What’s new in gravitational wave astronomy? Tomasz Bulik (University of Warsaw)

Gravitational wave astronomy is a new field that has already flourished with many discoveries.

The last LIGO-VIRGO observation run called O3 has ended a bit earlier than anticipated due to the pandemic situation, however it has brought about a year of data with unprecedented sensitivity.

The observations during the previous runs O1 and O2 brought discoveries of coalescences of binary black holes and binary neutron stars.

Masses of the binary black holes discovered in those runs appear to be larger than the one discovered through X-ray observations.

In the case of the observation of coalescence of a binary neutron star the gravitational wave burst was followed by a gamma ray burst and then by a long afterglow in other electromagnetic wave bands. These observations allowed to verify predictions of General Theory of Relativity in the regime of strong gravitational fields, and to measure the speed of gravitational waves.

In my lecture I will review the O3 results.
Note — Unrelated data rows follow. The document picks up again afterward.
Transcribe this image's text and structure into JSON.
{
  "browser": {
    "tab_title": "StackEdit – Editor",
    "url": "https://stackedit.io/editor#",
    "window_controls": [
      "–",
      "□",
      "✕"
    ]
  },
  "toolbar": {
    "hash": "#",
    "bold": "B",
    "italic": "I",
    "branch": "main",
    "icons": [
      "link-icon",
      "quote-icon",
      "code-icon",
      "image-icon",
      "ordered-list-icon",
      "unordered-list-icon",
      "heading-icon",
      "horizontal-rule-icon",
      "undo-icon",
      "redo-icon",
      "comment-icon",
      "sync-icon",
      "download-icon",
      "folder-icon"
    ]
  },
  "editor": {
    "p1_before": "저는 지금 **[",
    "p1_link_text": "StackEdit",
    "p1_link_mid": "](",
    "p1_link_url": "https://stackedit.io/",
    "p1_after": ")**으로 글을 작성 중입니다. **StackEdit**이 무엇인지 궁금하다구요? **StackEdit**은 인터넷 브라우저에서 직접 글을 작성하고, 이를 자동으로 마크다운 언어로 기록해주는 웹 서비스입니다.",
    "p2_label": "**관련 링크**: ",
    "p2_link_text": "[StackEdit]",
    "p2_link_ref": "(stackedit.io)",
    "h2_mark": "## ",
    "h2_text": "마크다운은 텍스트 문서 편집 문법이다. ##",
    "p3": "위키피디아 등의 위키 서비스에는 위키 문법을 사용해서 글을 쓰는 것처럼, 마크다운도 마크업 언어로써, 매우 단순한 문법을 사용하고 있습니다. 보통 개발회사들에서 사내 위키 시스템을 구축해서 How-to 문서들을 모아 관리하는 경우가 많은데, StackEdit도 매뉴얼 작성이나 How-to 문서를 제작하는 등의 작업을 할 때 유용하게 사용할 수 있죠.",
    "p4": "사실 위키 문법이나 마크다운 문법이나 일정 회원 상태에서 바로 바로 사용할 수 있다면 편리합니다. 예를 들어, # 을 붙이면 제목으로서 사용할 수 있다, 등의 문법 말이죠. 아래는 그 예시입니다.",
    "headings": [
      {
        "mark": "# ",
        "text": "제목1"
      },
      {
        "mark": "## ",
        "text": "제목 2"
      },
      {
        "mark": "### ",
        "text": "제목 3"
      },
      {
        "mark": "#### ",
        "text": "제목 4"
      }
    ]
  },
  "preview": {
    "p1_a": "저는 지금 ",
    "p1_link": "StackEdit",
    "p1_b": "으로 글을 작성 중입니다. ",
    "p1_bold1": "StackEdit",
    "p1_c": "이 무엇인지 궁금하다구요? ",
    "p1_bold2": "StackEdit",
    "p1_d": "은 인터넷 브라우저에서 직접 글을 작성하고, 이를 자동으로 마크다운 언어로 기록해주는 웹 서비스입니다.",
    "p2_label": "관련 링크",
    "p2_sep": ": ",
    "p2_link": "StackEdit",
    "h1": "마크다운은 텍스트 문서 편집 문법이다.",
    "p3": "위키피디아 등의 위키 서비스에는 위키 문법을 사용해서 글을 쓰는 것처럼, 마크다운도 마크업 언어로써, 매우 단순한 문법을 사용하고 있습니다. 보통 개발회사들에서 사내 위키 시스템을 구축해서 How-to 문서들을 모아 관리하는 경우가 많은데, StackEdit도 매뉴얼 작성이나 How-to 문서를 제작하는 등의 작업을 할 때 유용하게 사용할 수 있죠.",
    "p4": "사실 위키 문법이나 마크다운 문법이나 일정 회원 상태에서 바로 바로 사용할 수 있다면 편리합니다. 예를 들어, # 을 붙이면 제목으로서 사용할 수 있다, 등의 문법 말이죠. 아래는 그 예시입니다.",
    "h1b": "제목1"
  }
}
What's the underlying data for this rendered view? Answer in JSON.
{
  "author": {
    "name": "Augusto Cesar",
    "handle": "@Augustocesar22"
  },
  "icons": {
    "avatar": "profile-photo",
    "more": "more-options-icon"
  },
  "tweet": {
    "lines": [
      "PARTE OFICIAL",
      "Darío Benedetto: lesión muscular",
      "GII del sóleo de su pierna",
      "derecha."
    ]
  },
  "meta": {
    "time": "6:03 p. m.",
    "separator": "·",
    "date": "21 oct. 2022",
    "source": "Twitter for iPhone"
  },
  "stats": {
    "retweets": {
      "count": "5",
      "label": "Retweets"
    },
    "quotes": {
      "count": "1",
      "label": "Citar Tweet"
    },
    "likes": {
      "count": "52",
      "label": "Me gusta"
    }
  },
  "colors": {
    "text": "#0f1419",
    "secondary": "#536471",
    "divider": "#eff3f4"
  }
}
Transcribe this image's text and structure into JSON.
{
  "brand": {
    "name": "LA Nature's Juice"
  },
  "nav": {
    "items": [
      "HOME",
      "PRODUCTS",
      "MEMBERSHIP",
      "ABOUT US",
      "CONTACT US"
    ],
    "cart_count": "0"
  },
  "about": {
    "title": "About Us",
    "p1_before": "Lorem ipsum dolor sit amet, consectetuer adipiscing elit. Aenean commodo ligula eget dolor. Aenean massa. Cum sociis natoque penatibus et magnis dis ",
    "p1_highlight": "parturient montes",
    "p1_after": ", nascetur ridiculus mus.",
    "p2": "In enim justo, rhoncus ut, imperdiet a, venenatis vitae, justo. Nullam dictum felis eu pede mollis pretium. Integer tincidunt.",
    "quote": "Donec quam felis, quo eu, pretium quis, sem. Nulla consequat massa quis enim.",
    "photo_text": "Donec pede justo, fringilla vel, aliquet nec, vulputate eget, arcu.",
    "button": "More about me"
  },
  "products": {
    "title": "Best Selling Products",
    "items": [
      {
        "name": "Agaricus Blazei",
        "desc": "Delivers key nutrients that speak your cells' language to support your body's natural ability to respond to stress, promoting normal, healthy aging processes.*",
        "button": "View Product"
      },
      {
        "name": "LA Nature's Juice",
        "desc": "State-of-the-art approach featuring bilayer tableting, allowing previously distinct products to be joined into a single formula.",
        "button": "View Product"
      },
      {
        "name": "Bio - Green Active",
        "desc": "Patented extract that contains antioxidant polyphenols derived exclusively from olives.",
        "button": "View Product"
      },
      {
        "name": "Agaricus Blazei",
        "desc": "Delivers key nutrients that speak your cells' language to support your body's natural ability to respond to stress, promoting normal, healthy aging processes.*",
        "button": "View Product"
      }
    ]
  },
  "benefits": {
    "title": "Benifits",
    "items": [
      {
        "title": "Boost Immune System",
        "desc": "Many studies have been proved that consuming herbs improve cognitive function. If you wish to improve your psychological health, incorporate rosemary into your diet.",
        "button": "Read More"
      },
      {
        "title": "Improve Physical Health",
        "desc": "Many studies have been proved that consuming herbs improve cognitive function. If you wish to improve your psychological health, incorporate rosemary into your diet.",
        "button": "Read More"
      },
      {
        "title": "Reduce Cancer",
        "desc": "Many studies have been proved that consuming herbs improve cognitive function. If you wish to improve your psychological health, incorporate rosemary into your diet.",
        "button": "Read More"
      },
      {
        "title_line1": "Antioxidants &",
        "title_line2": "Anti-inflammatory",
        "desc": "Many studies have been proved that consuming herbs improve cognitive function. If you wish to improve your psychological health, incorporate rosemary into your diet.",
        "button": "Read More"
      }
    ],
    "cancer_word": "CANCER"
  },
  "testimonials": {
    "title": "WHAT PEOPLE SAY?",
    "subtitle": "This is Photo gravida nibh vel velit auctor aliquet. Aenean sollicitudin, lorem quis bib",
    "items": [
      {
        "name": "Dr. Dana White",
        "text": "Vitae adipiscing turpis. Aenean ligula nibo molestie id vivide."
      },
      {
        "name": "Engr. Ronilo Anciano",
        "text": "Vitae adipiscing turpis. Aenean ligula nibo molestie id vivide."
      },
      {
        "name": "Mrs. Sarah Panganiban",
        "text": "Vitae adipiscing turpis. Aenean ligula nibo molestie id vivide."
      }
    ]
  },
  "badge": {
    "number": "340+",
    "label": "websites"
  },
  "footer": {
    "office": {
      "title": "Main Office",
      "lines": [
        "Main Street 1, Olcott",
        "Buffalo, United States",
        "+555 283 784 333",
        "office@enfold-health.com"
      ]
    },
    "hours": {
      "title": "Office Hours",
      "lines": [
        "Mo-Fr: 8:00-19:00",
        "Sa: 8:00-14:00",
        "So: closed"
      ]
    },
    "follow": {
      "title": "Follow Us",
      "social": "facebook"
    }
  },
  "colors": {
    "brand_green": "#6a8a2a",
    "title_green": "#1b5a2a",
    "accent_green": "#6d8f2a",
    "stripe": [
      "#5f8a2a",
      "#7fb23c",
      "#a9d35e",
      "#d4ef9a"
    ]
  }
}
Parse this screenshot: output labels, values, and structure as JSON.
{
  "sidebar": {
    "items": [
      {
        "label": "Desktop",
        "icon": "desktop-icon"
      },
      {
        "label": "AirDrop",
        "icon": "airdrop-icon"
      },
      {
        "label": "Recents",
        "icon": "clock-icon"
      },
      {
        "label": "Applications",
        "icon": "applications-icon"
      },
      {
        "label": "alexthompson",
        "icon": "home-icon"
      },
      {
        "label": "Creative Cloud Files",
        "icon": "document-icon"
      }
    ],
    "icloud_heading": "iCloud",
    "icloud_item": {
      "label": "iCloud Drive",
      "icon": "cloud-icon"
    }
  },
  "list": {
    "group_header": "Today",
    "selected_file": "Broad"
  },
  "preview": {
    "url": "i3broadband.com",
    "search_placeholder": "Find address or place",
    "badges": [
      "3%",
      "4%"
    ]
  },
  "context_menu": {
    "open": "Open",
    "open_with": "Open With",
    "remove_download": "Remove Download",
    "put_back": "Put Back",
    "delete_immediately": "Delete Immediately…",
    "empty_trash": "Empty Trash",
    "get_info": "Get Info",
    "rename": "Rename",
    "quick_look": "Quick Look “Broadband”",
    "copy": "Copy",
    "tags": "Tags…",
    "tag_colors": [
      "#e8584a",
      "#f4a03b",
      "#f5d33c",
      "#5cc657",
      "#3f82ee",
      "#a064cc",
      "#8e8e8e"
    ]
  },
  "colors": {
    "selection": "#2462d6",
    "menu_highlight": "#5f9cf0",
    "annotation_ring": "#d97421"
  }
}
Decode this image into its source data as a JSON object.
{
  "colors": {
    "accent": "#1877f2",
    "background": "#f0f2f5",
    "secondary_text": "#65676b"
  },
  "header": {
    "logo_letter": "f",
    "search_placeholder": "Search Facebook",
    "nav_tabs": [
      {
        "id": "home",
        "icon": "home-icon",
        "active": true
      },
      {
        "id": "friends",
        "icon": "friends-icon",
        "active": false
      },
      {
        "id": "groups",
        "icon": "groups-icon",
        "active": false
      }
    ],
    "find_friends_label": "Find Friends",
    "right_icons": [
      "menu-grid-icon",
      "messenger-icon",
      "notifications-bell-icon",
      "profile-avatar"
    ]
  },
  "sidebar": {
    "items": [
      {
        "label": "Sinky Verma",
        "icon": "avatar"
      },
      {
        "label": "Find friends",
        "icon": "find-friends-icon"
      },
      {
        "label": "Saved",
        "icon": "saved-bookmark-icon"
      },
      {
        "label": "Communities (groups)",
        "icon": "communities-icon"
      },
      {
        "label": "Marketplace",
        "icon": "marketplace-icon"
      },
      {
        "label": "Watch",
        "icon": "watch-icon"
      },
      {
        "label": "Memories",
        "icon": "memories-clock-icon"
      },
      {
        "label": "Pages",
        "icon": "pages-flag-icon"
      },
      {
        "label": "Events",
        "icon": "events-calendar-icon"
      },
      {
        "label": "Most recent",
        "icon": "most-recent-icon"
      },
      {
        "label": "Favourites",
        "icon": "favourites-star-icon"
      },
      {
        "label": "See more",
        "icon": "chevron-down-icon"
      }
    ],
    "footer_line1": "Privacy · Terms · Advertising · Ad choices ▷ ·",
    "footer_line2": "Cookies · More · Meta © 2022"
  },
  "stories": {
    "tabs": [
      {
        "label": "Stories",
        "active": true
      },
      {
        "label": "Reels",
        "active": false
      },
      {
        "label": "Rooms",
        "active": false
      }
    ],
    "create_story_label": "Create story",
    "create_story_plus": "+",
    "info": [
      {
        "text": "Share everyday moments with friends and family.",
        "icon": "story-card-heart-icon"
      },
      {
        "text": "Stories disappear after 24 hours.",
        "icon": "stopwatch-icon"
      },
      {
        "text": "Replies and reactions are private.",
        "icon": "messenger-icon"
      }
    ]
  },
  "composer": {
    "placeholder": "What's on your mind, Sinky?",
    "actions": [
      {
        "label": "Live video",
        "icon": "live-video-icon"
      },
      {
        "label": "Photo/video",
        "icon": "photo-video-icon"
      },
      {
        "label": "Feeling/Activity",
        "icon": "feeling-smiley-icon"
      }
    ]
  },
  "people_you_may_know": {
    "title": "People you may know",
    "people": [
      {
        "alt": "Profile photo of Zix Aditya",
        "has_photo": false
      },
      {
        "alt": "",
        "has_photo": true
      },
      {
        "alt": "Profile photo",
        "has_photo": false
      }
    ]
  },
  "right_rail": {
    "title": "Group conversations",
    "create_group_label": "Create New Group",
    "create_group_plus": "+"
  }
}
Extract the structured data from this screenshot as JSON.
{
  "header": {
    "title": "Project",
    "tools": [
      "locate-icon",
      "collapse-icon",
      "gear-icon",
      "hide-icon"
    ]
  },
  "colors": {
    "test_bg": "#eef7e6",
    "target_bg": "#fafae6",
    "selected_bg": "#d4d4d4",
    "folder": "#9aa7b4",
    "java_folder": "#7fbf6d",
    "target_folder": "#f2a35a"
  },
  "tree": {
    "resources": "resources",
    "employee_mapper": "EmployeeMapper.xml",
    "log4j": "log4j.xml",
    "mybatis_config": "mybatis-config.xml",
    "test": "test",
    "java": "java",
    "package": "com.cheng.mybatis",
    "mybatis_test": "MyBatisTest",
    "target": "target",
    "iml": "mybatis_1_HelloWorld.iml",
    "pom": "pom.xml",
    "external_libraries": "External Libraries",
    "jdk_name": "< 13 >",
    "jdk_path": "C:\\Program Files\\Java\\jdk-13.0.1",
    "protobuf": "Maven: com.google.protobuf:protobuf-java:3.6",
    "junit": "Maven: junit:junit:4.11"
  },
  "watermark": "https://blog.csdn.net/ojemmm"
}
I will describe new detections and talk about upper limits imposed by the observations, as well as their consequences for physics ad astrophysics.

Tomasz Bulik is a professor at the Astronoical Observatory of the University of Warsaw and at the Astrocent Intentional Research Agenda.

He graduated in the Faculty of Physics of the university of Warsaw in 1988, and later obtained his PhD at the Pennsylvania State University in 1993. He continued his work at the University of Chicago. IN 1996 he moved to the Nicolaus Copernicus Astronomical Center of the Polish Academy of Science. He works at the University of Warsaw since 2005. He is a corresponding member of the Polish Academy of Science.

He has worked on various topics on theoretical astrophysics such as X-ray sources, physics of strong magnetic fields, gamma ray bursts and structure of neutron stars.

He initiated the work on populatin of gravitational wave sources and gravitational wave astronomy.

This work done together with prof Belczynski led to predicting that the most common gravitational wave sources are binary black hole coalescences which was conformed by LIGO and VIRGO observations.

Prof Bulik is a member of the Virgo collaboration and he took part in the discovery of gravitational waves.

Additionally prof Bulik took part in high energy gamma ray observations with the HESS telescope in Namibia. He was the coordinator of the site search and characterizations team for the Cherenkov telescope Array.

Currently he is involved in preparation for construction of the Einstein Telescope – the next generation gravitational wave observatory.

October 17, 2020 at 9:15am

Auditorium of Faculty of Physics, University of Warsaw

Credits:

Photos by , C. Heinze, NASA Ames Research Center, the LIGO Laboratory